_Extracted information:_
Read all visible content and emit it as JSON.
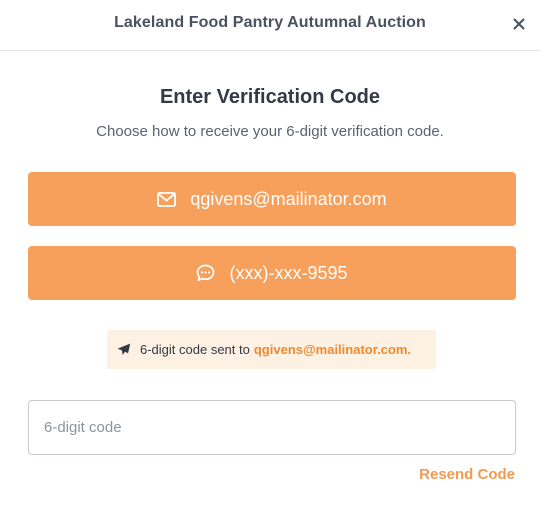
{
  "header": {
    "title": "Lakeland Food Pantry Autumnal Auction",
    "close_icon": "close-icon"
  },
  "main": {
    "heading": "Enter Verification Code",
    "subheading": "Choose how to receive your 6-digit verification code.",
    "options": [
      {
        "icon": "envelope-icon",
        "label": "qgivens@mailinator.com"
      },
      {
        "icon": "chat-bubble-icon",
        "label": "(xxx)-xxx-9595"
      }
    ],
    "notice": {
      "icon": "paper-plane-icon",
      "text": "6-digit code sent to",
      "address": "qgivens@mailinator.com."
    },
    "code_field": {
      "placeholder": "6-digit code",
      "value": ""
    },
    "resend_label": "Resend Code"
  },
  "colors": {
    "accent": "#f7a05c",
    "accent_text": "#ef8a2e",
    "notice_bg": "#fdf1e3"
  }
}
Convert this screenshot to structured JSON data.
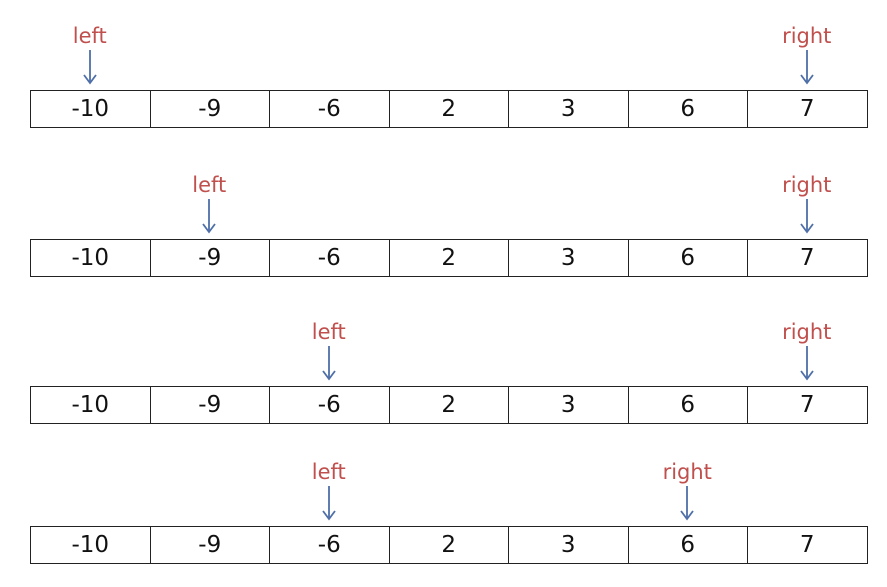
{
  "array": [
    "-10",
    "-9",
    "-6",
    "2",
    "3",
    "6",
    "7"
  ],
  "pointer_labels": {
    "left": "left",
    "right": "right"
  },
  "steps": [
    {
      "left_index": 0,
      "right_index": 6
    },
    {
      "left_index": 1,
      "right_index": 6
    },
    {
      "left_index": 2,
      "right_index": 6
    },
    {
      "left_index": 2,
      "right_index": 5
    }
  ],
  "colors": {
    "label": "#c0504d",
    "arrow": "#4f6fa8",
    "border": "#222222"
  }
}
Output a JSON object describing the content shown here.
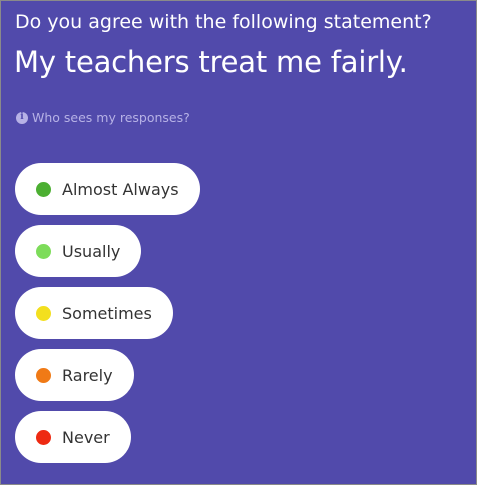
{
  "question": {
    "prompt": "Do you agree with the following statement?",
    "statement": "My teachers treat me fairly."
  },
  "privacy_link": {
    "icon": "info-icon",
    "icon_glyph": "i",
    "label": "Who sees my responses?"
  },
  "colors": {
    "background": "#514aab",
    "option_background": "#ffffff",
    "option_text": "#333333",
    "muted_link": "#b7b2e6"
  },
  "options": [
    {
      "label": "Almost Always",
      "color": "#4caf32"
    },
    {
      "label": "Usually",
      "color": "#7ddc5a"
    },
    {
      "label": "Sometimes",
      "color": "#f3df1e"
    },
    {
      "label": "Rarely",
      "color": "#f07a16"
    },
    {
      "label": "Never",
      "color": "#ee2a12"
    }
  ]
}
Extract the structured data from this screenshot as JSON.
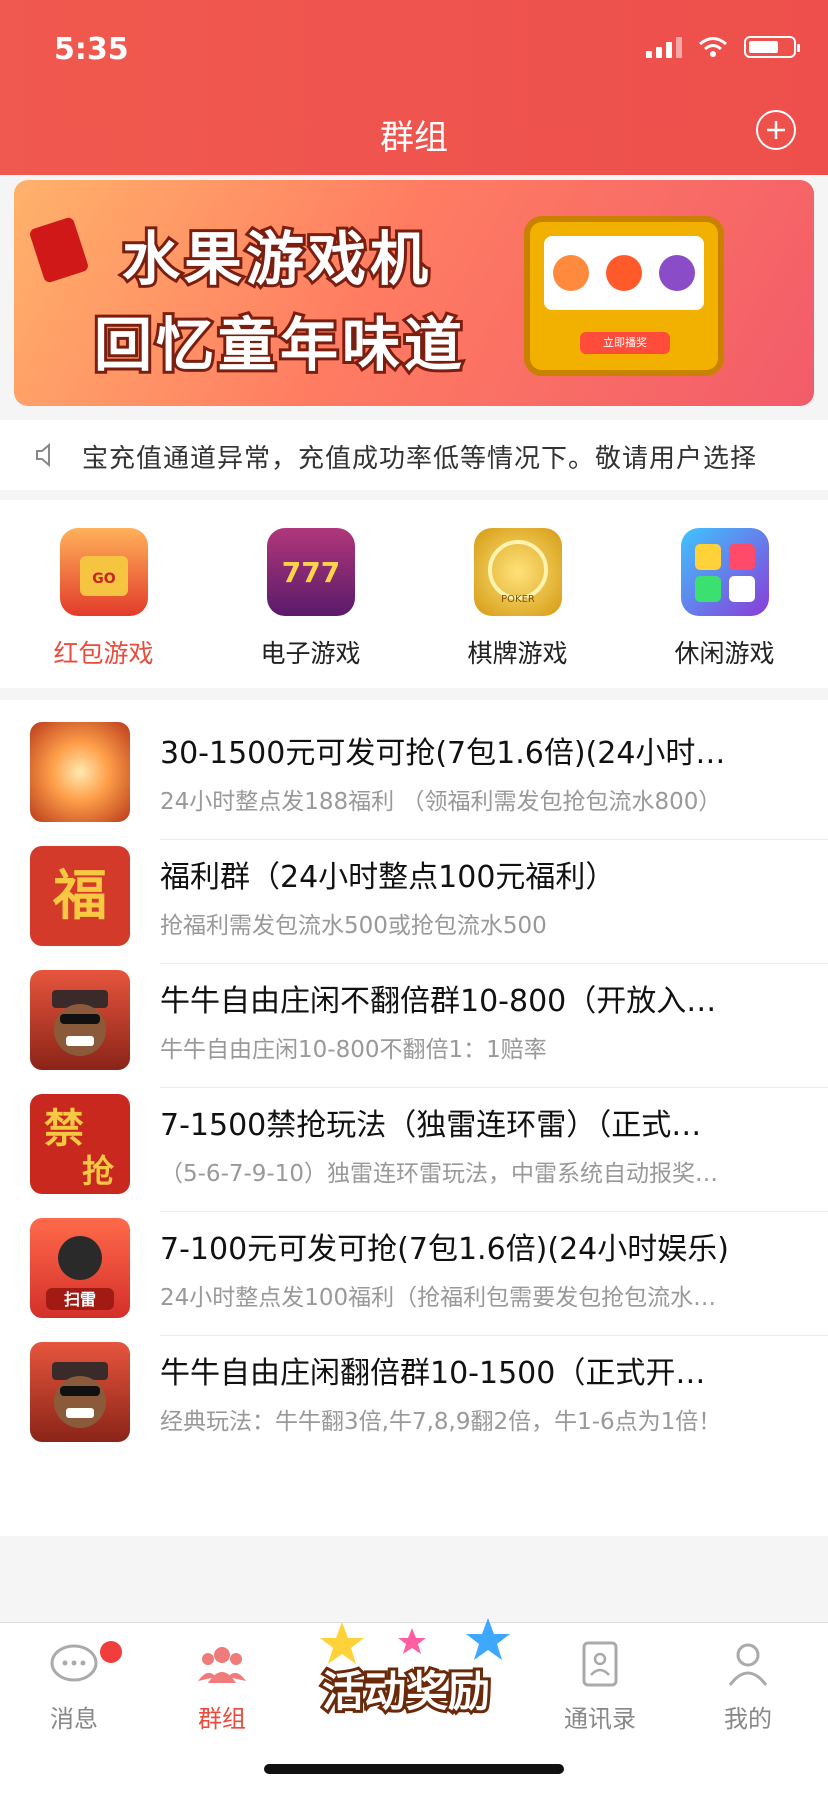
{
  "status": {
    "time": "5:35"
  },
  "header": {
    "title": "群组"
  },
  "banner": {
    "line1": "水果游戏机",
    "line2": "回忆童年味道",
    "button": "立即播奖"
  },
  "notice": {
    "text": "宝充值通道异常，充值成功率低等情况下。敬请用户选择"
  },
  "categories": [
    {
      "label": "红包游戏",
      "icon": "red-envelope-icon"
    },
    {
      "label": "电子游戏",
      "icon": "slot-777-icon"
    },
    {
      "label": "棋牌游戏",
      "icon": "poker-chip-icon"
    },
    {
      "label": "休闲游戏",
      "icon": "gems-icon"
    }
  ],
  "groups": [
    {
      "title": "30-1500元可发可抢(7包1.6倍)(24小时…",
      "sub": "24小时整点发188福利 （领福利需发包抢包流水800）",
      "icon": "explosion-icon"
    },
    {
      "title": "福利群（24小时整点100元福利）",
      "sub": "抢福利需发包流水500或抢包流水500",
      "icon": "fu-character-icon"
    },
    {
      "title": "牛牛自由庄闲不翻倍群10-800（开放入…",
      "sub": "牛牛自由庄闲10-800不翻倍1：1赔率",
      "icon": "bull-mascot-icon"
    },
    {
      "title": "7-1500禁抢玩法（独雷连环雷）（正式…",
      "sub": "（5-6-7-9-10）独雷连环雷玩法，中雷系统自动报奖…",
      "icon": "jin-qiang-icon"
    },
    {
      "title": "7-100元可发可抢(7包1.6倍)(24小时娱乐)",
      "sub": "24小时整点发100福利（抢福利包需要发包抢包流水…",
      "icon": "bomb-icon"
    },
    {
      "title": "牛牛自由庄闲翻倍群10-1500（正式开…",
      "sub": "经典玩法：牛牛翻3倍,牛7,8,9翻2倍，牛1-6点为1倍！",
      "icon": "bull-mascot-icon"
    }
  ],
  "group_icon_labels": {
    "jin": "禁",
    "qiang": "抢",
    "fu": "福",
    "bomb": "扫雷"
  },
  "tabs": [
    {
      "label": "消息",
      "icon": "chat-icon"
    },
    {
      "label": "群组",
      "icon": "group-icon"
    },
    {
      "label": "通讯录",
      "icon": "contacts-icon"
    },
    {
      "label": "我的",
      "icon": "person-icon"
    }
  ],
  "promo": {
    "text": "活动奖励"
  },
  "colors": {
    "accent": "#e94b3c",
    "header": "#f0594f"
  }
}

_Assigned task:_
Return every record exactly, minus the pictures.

_Answer space:_
Read all visible content and emit it as JSON.
{
  "header": {
    "title": "Lakeland Food Pantry Autumnal Auction",
    "close_icon": "close-icon"
  },
  "main": {
    "heading": "Enter Verification Code",
    "subheading": "Choose how to receive your 6-digit verification code.",
    "options": [
      {
        "icon": "envelope-icon",
        "label": "qgivens@mailinator.com"
      },
      {
        "icon": "chat-bubble-icon",
        "label": "(xxx)-xxx-9595"
      }
    ],
    "notice": {
      "icon": "paper-plane-icon",
      "text": "6-digit code sent to",
      "address": "qgivens@mailinator.com."
    },
    "code_field": {
      "placeholder": "6-digit code",
      "value": ""
    },
    "resend_label": "Resend Code"
  },
  "colors": {
    "accent": "#f7a05c",
    "accent_text": "#ef8a2e",
    "notice_bg": "#fdf1e3"
  }
}
Convert this screenshot to structured JSON data.
{
  "array": [
    "-10",
    "-9",
    "-6",
    "2",
    "3",
    "6",
    "7"
  ],
  "pointer_labels": {
    "left": "left",
    "right": "right"
  },
  "steps": [
    {
      "left_index": 0,
      "right_index": 6
    },
    {
      "left_index": 1,
      "right_index": 6
    },
    {
      "left_index": 2,
      "right_index": 6
    },
    {
      "left_index": 2,
      "right_index": 5
    }
  ],
  "colors": {
    "label": "#c0504d",
    "arrow": "#4f6fa8",
    "border": "#222222"
  }
}
Output a JSON object describing the content shown here.
{
  "question": {
    "prompt": "Do you agree with the following statement?",
    "statement": "My teachers treat me fairly."
  },
  "privacy_link": {
    "icon": "info-icon",
    "icon_glyph": "i",
    "label": "Who sees my responses?"
  },
  "colors": {
    "background": "#514aab",
    "option_background": "#ffffff",
    "option_text": "#333333",
    "muted_link": "#b7b2e6"
  },
  "options": [
    {
      "label": "Almost Always",
      "color": "#4caf32"
    },
    {
      "label": "Usually",
      "color": "#7ddc5a"
    },
    {
      "label": "Sometimes",
      "color": "#f3df1e"
    },
    {
      "label": "Rarely",
      "color": "#f07a16"
    },
    {
      "label": "Never",
      "color": "#ee2a12"
    }
  ]
}
Extract the structured data from this screenshot as JSON.
{
  "status": {
    "time": "5:35"
  },
  "header": {
    "title": "群组"
  },
  "banner": {
    "line1": "水果游戏机",
    "line2": "回忆童年味道",
    "button": "立即播奖"
  },
  "notice": {
    "text": "宝充值通道异常，充值成功率低等情况下。敬请用户选择"
  },
  "categories": [
    {
      "label": "红包游戏",
      "icon": "red-envelope-icon"
    },
    {
      "label": "电子游戏",
      "icon": "slot-777-icon"
    },
    {
      "label": "棋牌游戏",
      "icon": "poker-chip-icon"
    },
    {
      "label": "休闲游戏",
      "icon": "gems-icon"
    }
  ],
  "groups": [
    {
      "title": "30-1500元可发可抢(7包1.6倍)(24小时…",
      "sub": "24小时整点发188福利 （领福利需发包抢包流水800）",
      "icon": "explosion-icon"
    },
    {
      "title": "福利群（24小时整点100元福利）",
      "sub": "抢福利需发包流水500或抢包流水500",
      "icon": "fu-character-icon"
    },
    {
      "title": "牛牛自由庄闲不翻倍群10-800（开放入…",
      "sub": "牛牛自由庄闲10-800不翻倍1：1赔率",
      "icon": "bull-mascot-icon"
    },
    {
      "title": "7-1500禁抢玩法（独雷连环雷）（正式…",
      "sub": "（5-6-7-9-10）独雷连环雷玩法，中雷系统自动报奖…",
      "icon": "jin-qiang-icon"
    },
    {
      "title": "7-100元可发可抢(7包1.6倍)(24小时娱乐)",
      "sub": "24小时整点发100福利（抢福利包需要发包抢包流水…",
      "icon": "bomb-icon"
    },
    {
      "title": "牛牛自由庄闲翻倍群10-1500（正式开…",
      "sub": "经典玩法：牛牛翻3倍,牛7,8,9翻2倍，牛1-6点为1倍！",
      "icon": "bull-mascot-icon"
    }
  ],
  "group_icon_labels": {
    "jin": "禁",
    "qiang": "抢",
    "fu": "福",
    "bomb": "扫雷"
  },
  "tabs": [
    {
      "label": "消息",
      "icon": "chat-icon"
    },
    {
      "label": "群组",
      "icon": "group-icon"
    },
    {
      "label": "通讯录",
      "icon": "contacts-icon"
    },
    {
      "label": "我的",
      "icon": "person-icon"
    }
  ],
  "promo": {
    "text": "活动奖励"
  },
  "colors": {
    "accent": "#e94b3c",
    "header": "#f0594f"
  }
}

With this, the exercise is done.